ABSTRACT. Marketing doctrine (MD) refers to “firm’s unique principles, distilled from its experiences, which provide firm-wide guidance on market-facing choices” (Challagalla, Murtha and Jaworski, 2014, p. 4). Drawing on the knowledge-based view, the purpose of this paper is to develop a framework for MD management for international firms, provide the first quantitative test of MD and assess its antecedents and impact on international strategic performance. The final sample consisted of 349 internationally active SBUs. Data were analysed using structural equation modelling. The results indicate that the use of international MD principles enhances international strategic performance. The important roles of MD clarity and MD knowledgeability as antecedents are demonstrated. Learning by doing’s impact international MD principles only trough MD clarity and MD knowledgeability

Local experiences of global brand- the customer experience of IKEA in israel
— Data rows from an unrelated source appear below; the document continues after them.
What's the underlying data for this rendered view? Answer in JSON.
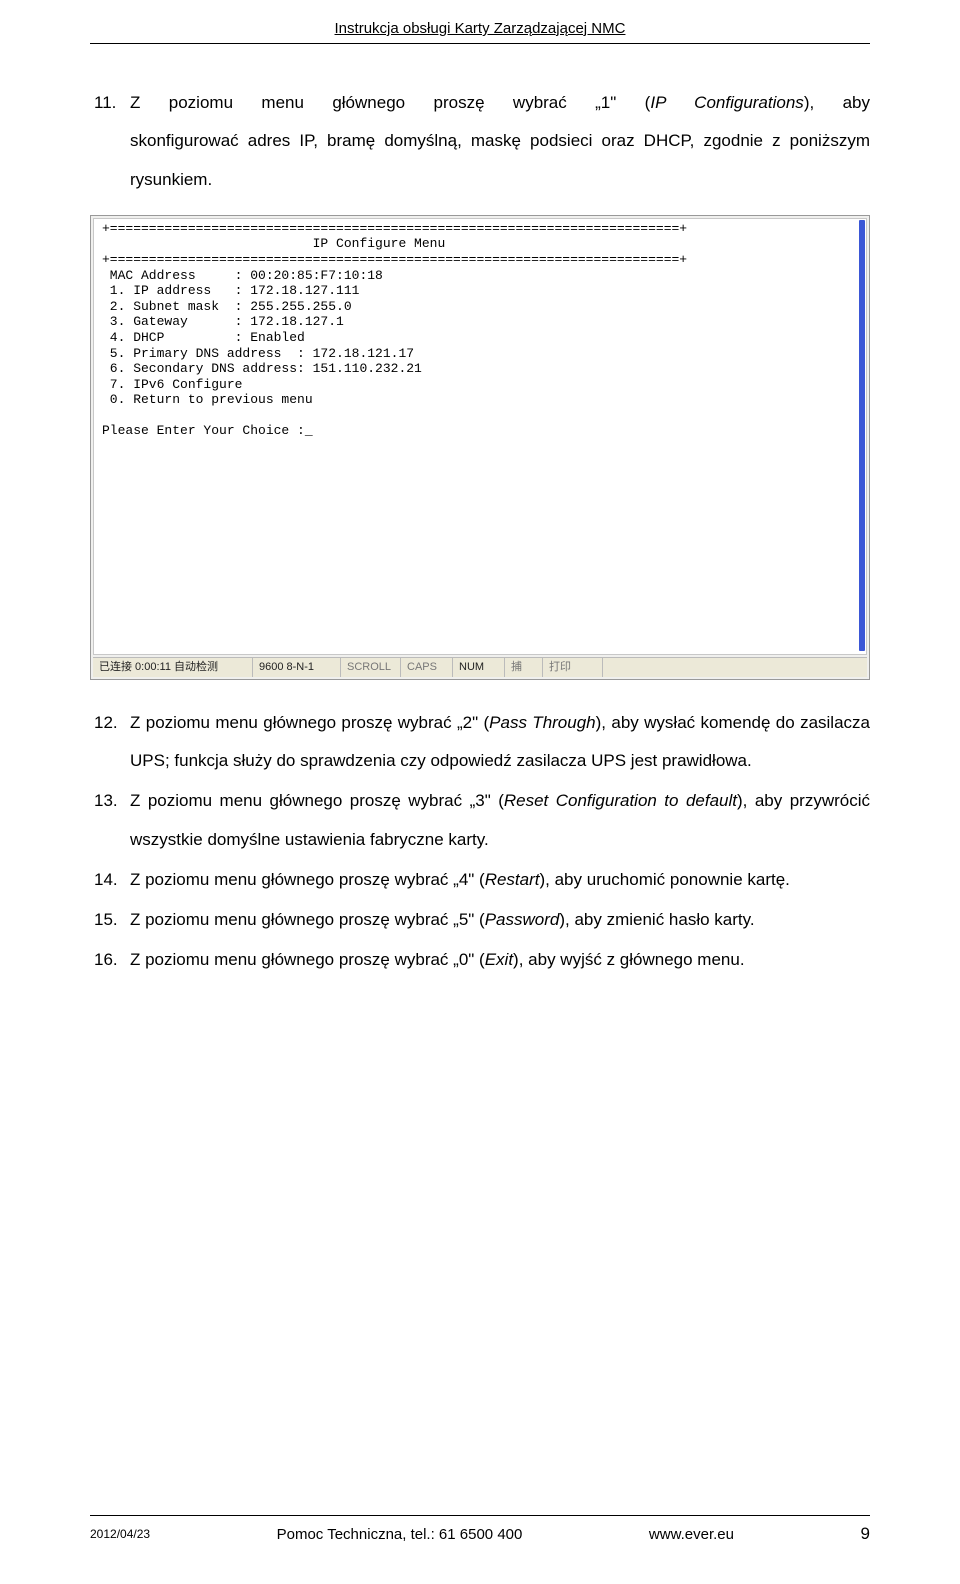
{
  "header": {
    "title": "Instrukcja obsługi Karty Zarządzającej NMC"
  },
  "list": {
    "item11": {
      "num": "11.",
      "line1_a": "Z poziomu menu głównego proszę wybrać „1\" (",
      "line1_italic": "IP Configurations",
      "line1_b": "), aby",
      "line2": "skonfigurować adres IP, bramę domyślną, maskę podsieci oraz DHCP, zgodnie z poniższym rysunkiem."
    },
    "item12": {
      "num": "12.",
      "a": "Z poziomu menu głównego proszę wybrać „2\" (",
      "i": "Pass Through",
      "b": "), aby wysłać komendę do zasilacza UPS; funkcja służy do sprawdzenia czy odpowiedź zasilacza UPS jest prawidłowa."
    },
    "item13": {
      "num": "13.",
      "a": "Z poziomu menu głównego proszę wybrać „3\" (",
      "i": "Reset Configuration to default",
      "b": "), aby przywrócić wszystkie domyślne ustawienia fabryczne karty."
    },
    "item14": {
      "num": "14.",
      "a": "Z poziomu menu głównego proszę wybrać „4\" (",
      "i": "Restart",
      "b": "), aby uruchomić ponownie kartę."
    },
    "item15": {
      "num": "15.",
      "a": "Z poziomu menu głównego proszę wybrać „5\" (",
      "i": "Password",
      "b": "), aby zmienić hasło karty."
    },
    "item16": {
      "num": "16.",
      "a": "Z poziomu menu głównego proszę wybrać „0\" (",
      "i": "Exit",
      "b": "), aby wyjść z głównego menu."
    }
  },
  "terminal": {
    "sep": "+=========================================================================+",
    "title": "                           IP Configure Menu",
    "mac": " MAC Address     : 00:20:85:F7:10:18",
    "l1": " 1. IP address   : 172.18.127.111",
    "l2": " 2. Subnet mask  : 255.255.255.0",
    "l3": " 3. Gateway      : 172.18.127.1",
    "l4": " 4. DHCP         : Enabled",
    "l5": " 5. Primary DNS address  : 172.18.121.17",
    "l6": " 6. Secondary DNS address: 151.110.232.21",
    "l7": " 7. IPv6 Configure",
    "l0": " 0. Return to previous menu",
    "prompt": "Please Enter Your Choice :_"
  },
  "status": {
    "c1": "已连接 0:00:11 自动检测",
    "c2": "9600 8-N-1",
    "c3": "SCROLL",
    "c4": "CAPS",
    "c5": "NUM",
    "c6": "捕",
    "c7": "打印"
  },
  "footer": {
    "date": "2012/04/23",
    "center": "Pomoc Techniczna, tel.: 61 6500 400",
    "right": "www.ever.eu",
    "pagenum": "9"
  }
}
ABSTRACT. IKEA is known for its DIY (do it yourself) products and unique customer experience. Past studies investigating the firm brand and store image indicated cultural differences among customers from different countries. Yet, to date, no study has examined the entirety of the customer experience among IKEA customers, namely, how customers experience the company store, services, and products as a whole. Thus, the purpose of the current study is to examine what is the entire customer experience of IKEA among Israeli customers. The current work in progress is based on qualitative data collection of stories from IKEA customers (reported here), interviews and on-site observations. A content analysis was employed on 41 stories. Findings suggest that IKEA’s customer experience in Israel is a mixture of universal brand experience with local aspects related to the local consumption and national culture. Israeli customers express deep love to the IKEA brand. This love was not affected even though their experience of the store format and design was in many cases unpleasant and entices feelings of hostility. We suggest that consumer affinity reflected in a deep admiration of the Israelis to the Swedish brand plays major role in their experience of the brand.